Saturday, January 07, 2012

Sundry thoughts on return

Delight and the mundane

Here I am back in Manchester, culturally and linguistically at home, but thinking of another place where I am a cultural and linguistic outsider and feel happy.


Of course, Greece is not a happy country right now. People are obsessing about the crisis, stressed and anxious, reacting with a mixture of anger, resignation and hysteria to their sudden impoverishment as the result of an imposed, ideologically driven, political economy.
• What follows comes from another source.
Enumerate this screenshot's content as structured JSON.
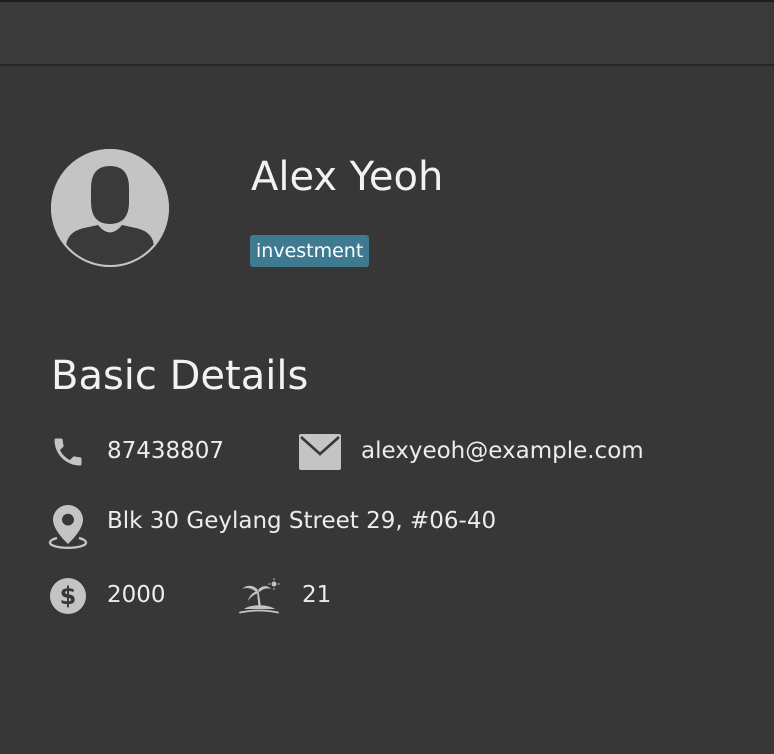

Passing a piece of graffiti on the way back and reading the words, "resist the new Fourth Reich", I couldn't help feeling that the policies of the EU could hardly be better designed to undermine any sense of European identity in a nation that had embraced it so whole-heartedly.


The death of Kim Jong-il gave us a glimpse of something far worse; militarised expressions of ludicrous grief, driven by fear, expressed with a disciplined precision, orchestrated under brooding snow-laden skies that seemed symbolic of this dystopian repression. Greece's undisciplined vibrancy, even in today's economic troubles, is a wonderful reminder of the importance of freedom, especially if it can be found in a benign climate.


As I boarded my connection in Frankfurt a lively group of South Korean students, returning to universities in the UK after the break, were laughing and joking, constantly checking their mobiles and listening to their iPods. Watching them, I couldn't help thinking, 'what sort of life would they be leading now if the North had won the Korean War, if there had not been an American-led UN intervention and if the country had been reunited under Kim Il-sung'?

1 comment:

SnoopyTheGoon said...

What should be remembered about Greece is that its freedom is quite fragile, and not all its colonels are dead.